Families living close to Waitrose stores could receive a "Try Me" 10 per cent off card in the post this week – a ruse to tempt shoppers to try out the more upmarket chain.
By contrast, Sainsbury's is introducing a "brand match" scheme across all of its stores this week – a scheme whereby shoppers can get a voucher for the difference if its branded grocery products are more expensive than at Tesco or Asda.
These tactics are just the latest in the battle of the big supermarkets for new customers triggered by Tesco's recent Big Price Drop campaign in which it invested £500m to slash prices by about 12 per cent.
All the big four – Tesco, Sainsbury's, Asda and Morrisons – are trying to gain market share and there is now no "weak" player. Every customer counts, and getting each customer to spend more is key. The latest Legal & General MoneyMood survey shows that more than a million more households in the UK say they are worse off now than a year ago, while about half of all households in the UK are in danger of sinking into debt.
Last week Tesco and Sainsbury's revealed updates on trading, with Tesco's British sales the worst for at least two decades, dragged down by non-food sales. Tesco's finance director, Laurie McIlwee, said the retailer is planning for flat second-half profits in UK as "it will take time for Price Drop to work through". He added: "Volumes are down. Everyone's got more customers as people shop around, but they're putting less in their basket."

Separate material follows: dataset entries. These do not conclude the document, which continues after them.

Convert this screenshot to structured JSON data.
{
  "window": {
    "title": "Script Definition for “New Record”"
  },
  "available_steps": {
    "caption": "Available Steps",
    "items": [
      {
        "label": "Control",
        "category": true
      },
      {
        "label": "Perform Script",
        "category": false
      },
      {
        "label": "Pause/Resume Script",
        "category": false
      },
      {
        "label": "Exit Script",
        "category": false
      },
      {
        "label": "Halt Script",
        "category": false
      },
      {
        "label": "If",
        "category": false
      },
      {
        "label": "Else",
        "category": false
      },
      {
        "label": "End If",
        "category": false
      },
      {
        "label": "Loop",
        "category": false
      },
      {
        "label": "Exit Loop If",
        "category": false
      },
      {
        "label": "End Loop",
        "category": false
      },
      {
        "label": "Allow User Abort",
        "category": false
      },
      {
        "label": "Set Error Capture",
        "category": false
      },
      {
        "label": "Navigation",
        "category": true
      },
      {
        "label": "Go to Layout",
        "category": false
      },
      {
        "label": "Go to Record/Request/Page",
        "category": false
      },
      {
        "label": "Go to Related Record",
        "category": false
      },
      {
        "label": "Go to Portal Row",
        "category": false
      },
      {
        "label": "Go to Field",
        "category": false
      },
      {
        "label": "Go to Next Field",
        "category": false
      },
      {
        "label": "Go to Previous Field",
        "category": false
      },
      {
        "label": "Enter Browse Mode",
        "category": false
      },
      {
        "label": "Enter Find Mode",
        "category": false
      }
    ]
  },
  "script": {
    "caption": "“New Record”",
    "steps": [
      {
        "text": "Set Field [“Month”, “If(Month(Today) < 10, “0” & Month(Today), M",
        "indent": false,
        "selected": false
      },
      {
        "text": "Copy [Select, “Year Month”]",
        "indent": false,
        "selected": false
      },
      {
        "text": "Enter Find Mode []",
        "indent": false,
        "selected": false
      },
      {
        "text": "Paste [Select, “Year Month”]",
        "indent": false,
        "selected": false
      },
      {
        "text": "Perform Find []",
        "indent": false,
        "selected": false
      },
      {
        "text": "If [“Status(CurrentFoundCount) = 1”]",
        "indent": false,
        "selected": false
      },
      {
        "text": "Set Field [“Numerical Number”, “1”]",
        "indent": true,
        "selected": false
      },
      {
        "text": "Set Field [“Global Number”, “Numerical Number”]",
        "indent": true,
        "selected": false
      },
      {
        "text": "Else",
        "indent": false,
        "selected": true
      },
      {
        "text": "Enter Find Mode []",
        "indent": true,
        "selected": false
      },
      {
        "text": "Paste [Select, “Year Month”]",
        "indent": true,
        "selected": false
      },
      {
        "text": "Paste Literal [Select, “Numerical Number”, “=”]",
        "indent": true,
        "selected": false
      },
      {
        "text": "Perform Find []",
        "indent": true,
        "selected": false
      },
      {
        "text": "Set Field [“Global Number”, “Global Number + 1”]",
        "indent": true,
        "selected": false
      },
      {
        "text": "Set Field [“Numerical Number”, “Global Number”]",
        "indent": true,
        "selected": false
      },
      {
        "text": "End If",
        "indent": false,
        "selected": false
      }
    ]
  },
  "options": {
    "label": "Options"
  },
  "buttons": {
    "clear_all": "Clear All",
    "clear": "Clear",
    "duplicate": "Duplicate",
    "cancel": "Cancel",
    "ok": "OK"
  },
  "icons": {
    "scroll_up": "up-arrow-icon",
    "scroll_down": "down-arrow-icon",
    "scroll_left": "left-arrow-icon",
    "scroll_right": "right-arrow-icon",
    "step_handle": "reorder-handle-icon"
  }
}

Tesco sales volumes fell by 1 per cent during its first half in the UK but, despite the sales fall, UK profits increased by 4.5 per cent and group profits grew by 12.1 per cent to £1.88bn. But it's the overseas markets which have boosted Tesco. Dave McCarthy of Evolution Securities says: "To reflect our concerns and our disappointment with Price Drop, we are cutting full-year profit before tax by about 5 per cent, and moving to a reduced recommendation. We retain our target price of 350p."
Consumers are spending less on each shopping trip but visiting a supermarket more frequently. Sainsbury's said there are 800,000 more customer transactions being recorded each week, compared with a year ago. Sainsbury's boss Justin King says: "We are serving 21.5 million people a week. But fuel prices continue to impact customers' disposable income and put pressure on household budgets."
The big four continue to open new shops, with Morrisons and Asda focusing on growing in the South where they traditionally have fewer shops and Sainsbury's expanding in the North. Waitrose is expanding its small and large stores nationally.
But the cheaper Lidl and Aldi are also continuing to open shops with both focusing on the South-west. Upmarket US chain Whole Foods has finally made a push to open stores this year and will open in Kingston, Glasgow and Fulham.
The big four are also struggling to improve sales of their non-food lines. Tesco and Asda are increasing their clothing and electrical products while Sainsbury's is launching its clothing range with TV style guru Gok Wan this month. Tesco said last week it plans to "reset" the UK, improve its sales performance and expand in every nook and cranny it can. It already sells second-hand cars, carpets, insurance, bank accounts, clothes and food. And last week it got the go-ahead to set up as lawyers with "Tesco law".Reuse content